By TIM ARANGO & MICHAEL R. GORDONJUNE 15, 2014 – ERBIL, Iraq — The American Embassy in Baghdad plans to evacuate a substantial number of its personnel this week in the face of a militant advance that rapidly swept from the north toward the capital, the State Department announced on Sunday.
The embassy, a beige fortress on the banks of the Tigris River within the heavily-secured Green Zone, where Iraqi government buildings are also located, has the largest staff of any United States Embassy.The exact number of people being evacuated was not clear Sunday. The embassy would remain open, a person familiar with the planning said, and much of its staff of about 5,500 would stay in Baghdad. The American government is expected to call the move a relocation, suggesting that it is a temporary precaution, the person said.
Many staff members who are leaving will be flown to Amman, Jordan, where they will continue their work at the embassy there. Others will be shifted from Baghdad to consulates here in Erbil, in the northern Kurdish region, and in Basra, in the south, which are not now under threat by the militants.
Other Americans in Iraq, particularly contractors working for companies that had been training the Iraqi military on weapons systems purchased from the United States, have already been evacuated from the country.Last week, in quick fashion, militants seized control of Mosul, Iraq’s second largest city, and then moved south and took other towns, vowing to march on to Baghdad. But over the weekend, the militant advance seemed to slow, while in Baghdad volunteers flocked to join newly reconstituted militias to defend the capital.
In response to the crisis, President Obama has said he is weighing a range of actions to help the Iraqi government turn back the insurgents, including airstrikes or other military aid.

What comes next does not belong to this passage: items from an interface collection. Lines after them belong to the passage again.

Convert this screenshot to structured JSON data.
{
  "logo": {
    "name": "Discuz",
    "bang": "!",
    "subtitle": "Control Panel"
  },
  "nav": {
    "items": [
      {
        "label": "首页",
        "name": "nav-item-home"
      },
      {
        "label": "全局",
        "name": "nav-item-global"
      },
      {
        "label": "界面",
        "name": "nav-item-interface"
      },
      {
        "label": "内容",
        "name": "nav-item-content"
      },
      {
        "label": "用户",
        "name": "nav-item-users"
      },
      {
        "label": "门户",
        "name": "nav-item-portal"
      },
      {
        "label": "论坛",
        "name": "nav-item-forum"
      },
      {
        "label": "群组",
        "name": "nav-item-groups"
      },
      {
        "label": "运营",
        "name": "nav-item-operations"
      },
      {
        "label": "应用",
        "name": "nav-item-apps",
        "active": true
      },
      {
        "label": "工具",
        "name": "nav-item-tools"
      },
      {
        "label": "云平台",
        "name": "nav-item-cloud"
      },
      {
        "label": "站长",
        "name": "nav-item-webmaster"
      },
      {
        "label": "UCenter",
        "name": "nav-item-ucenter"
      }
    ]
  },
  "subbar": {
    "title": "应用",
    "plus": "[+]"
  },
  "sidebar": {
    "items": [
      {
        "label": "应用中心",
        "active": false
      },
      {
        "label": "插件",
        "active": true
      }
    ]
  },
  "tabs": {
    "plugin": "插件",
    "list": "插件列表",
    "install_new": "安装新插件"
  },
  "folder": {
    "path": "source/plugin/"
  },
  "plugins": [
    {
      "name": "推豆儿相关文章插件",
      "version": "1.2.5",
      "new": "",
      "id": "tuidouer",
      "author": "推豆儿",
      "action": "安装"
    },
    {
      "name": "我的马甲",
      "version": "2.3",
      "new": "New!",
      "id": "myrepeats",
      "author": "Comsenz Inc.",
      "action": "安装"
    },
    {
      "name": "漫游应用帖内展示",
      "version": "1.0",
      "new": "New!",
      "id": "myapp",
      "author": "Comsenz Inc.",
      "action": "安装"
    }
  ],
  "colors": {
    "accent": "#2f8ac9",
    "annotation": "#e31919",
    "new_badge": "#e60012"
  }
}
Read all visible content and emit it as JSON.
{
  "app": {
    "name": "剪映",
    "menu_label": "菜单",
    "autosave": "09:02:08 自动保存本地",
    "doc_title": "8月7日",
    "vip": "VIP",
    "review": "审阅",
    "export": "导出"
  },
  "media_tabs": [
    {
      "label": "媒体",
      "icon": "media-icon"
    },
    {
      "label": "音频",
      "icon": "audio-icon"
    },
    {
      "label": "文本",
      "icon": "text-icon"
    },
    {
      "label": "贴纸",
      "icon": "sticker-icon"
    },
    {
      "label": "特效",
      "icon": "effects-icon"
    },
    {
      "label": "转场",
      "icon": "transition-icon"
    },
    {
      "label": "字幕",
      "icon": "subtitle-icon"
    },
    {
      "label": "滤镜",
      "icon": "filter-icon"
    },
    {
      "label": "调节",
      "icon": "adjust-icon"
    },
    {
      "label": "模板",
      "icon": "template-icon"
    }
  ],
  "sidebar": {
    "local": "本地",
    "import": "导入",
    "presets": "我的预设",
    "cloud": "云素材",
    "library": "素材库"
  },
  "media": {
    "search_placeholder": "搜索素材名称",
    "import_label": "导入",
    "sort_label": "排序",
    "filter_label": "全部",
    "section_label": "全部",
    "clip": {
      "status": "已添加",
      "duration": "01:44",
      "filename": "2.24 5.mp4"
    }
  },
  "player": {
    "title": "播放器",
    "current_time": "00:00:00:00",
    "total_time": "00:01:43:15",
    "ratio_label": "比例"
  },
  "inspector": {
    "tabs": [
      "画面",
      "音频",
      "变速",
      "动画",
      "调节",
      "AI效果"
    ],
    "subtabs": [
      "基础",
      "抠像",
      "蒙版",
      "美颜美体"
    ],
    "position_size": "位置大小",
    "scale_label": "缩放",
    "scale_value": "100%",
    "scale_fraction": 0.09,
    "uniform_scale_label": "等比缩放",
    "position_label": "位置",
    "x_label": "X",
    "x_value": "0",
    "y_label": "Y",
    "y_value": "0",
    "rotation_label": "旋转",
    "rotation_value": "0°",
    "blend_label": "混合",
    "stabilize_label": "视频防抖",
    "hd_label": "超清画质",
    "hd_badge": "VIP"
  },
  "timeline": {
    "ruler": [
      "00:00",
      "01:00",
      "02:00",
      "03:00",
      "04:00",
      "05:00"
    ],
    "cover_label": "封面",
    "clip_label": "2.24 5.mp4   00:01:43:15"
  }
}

Earlier this year, when insurgents captured Falluja and other parts of western Anbar Province, the American government rushed guns, ammunition and Hellfire missiles to aid the Iraqis, but has done little to dislodge the militants.
Tim Arango reported from Erbil, Iraq, and Michael R. Gordon from Washington. http://www.nytimes.com/2014/06/16/world/middleeast/embassy.html?smid=tw-bna&_r=0